WORK REQUIRED.
Please retype the records below exactly as they appear, but leave out the pictures.
++++ SUPPLIED DATA
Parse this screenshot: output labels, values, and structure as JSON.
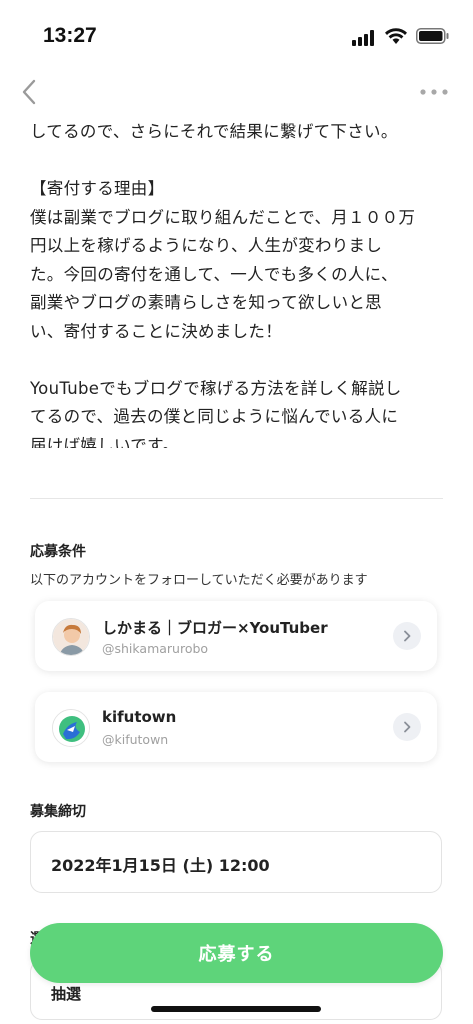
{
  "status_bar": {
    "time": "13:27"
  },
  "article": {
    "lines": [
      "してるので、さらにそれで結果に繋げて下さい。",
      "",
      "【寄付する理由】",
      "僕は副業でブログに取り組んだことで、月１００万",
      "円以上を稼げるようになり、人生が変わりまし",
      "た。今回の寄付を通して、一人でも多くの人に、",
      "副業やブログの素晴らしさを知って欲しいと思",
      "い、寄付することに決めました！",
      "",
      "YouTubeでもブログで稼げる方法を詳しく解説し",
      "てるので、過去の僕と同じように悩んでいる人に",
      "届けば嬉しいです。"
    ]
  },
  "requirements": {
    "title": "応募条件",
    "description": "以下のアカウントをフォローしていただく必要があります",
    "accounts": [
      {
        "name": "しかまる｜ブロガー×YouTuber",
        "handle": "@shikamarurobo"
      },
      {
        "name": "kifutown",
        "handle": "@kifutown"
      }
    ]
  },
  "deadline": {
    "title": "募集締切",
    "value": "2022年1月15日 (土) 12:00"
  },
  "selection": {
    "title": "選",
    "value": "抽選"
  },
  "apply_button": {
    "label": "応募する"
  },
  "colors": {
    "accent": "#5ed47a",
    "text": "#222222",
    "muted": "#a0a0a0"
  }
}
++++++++
SOLUTION.
Parse this screenshot: output labels, values, and structure as JSON.
{
  "status_bar": {
    "time": "13:27"
  },
  "article": {
    "lines": [
      "してるので、さらにそれで結果に繋げて下さい。",
      "",
      "【寄付する理由】",
      "僕は副業でブログに取り組んだことで、月１００万",
      "円以上を稼げるようになり、人生が変わりまし",
      "た。今回の寄付を通して、一人でも多くの人に、",
      "副業やブログの素晴らしさを知って欲しいと思",
      "い、寄付することに決めました！",
      "",
      "YouTubeでもブログで稼げる方法を詳しく解説し",
      "てるので、過去の僕と同じように悩んでいる人に",
      "届けば嬉しいです。"
    ]
  },
  "requirements": {
    "title": "応募条件",
    "description": "以下のアカウントをフォローしていただく必要があります",
    "accounts": [
      {
        "name": "しかまる｜ブロガー×YouTuber",
        "handle": "@shikamarurobo"
      },
      {
        "name": "kifutown",
        "handle": "@kifutown"
      }
    ]
  },
  "deadline": {
    "title": "募集締切",
    "value": "2022年1月15日 (土) 12:00"
  },
  "selection": {
    "title": "選",
    "value": "抽選"
  },
  "apply_button": {
    "label": "応募する"
  },
  "colors": {
    "accent": "#5ed47a",
    "text": "#222222",
    "muted": "#a0a0a0"
  }
}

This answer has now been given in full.